To do: For every line in the records below that holds "title", make a copy.

Records to use:
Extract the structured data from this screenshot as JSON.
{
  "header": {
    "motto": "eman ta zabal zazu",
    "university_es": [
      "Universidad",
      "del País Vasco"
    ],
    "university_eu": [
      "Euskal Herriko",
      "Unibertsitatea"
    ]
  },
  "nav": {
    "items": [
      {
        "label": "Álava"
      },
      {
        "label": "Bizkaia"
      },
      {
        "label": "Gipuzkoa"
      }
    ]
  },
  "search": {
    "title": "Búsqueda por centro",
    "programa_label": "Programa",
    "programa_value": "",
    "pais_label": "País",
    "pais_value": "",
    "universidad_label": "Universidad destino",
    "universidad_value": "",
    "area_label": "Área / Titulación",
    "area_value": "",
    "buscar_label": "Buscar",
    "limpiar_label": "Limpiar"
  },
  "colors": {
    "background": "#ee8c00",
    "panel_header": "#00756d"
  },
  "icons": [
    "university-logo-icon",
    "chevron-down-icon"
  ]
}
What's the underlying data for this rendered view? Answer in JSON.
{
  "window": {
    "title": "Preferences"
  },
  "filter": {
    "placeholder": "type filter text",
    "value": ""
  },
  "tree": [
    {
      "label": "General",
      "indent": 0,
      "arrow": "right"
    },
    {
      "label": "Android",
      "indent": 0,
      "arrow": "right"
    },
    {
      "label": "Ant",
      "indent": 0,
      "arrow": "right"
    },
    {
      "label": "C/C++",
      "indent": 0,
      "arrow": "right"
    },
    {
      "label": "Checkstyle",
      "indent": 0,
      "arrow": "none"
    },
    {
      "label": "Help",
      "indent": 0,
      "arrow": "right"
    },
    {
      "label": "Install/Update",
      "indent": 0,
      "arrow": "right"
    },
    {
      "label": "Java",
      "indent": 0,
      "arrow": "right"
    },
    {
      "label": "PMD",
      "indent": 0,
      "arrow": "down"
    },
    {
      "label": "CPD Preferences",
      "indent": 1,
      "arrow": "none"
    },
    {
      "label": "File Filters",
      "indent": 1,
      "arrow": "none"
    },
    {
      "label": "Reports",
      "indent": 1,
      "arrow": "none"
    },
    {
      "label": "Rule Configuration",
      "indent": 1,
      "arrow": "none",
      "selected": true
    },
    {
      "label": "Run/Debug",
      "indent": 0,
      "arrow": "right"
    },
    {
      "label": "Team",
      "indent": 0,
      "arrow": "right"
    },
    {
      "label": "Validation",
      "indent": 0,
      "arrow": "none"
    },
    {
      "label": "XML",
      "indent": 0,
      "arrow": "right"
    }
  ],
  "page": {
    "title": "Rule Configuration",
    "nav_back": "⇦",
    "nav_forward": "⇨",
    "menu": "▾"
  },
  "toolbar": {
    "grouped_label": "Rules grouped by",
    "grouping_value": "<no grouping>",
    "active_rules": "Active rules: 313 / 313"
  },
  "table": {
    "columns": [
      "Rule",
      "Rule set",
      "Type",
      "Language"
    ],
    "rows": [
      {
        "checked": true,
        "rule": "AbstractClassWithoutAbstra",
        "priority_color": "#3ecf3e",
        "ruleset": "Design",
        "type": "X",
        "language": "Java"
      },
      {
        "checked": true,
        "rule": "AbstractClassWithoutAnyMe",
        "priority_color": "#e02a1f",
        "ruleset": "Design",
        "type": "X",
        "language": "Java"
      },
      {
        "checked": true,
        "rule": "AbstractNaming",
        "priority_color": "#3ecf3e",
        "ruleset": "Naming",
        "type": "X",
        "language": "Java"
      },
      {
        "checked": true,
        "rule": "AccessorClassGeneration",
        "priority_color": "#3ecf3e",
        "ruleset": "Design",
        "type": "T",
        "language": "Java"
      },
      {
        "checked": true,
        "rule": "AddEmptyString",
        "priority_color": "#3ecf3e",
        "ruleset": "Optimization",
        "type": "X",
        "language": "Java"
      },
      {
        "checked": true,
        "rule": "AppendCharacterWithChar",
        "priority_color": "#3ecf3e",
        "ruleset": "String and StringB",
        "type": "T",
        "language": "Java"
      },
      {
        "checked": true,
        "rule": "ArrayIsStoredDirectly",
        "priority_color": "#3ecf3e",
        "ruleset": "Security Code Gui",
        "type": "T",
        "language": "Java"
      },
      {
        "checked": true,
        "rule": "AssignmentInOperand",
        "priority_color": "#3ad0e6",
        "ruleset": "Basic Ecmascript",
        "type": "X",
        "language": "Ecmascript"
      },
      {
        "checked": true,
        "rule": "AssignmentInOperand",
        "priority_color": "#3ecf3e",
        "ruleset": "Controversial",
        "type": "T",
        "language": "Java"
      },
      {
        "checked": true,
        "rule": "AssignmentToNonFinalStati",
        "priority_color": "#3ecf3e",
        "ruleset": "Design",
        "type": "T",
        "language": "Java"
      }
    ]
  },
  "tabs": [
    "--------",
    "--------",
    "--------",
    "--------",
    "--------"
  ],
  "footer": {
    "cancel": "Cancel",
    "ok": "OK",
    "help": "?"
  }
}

Answer:
    "title": "Búsqueda por centro",
    "title": "Preferences"
    "title": "Rule Configuration",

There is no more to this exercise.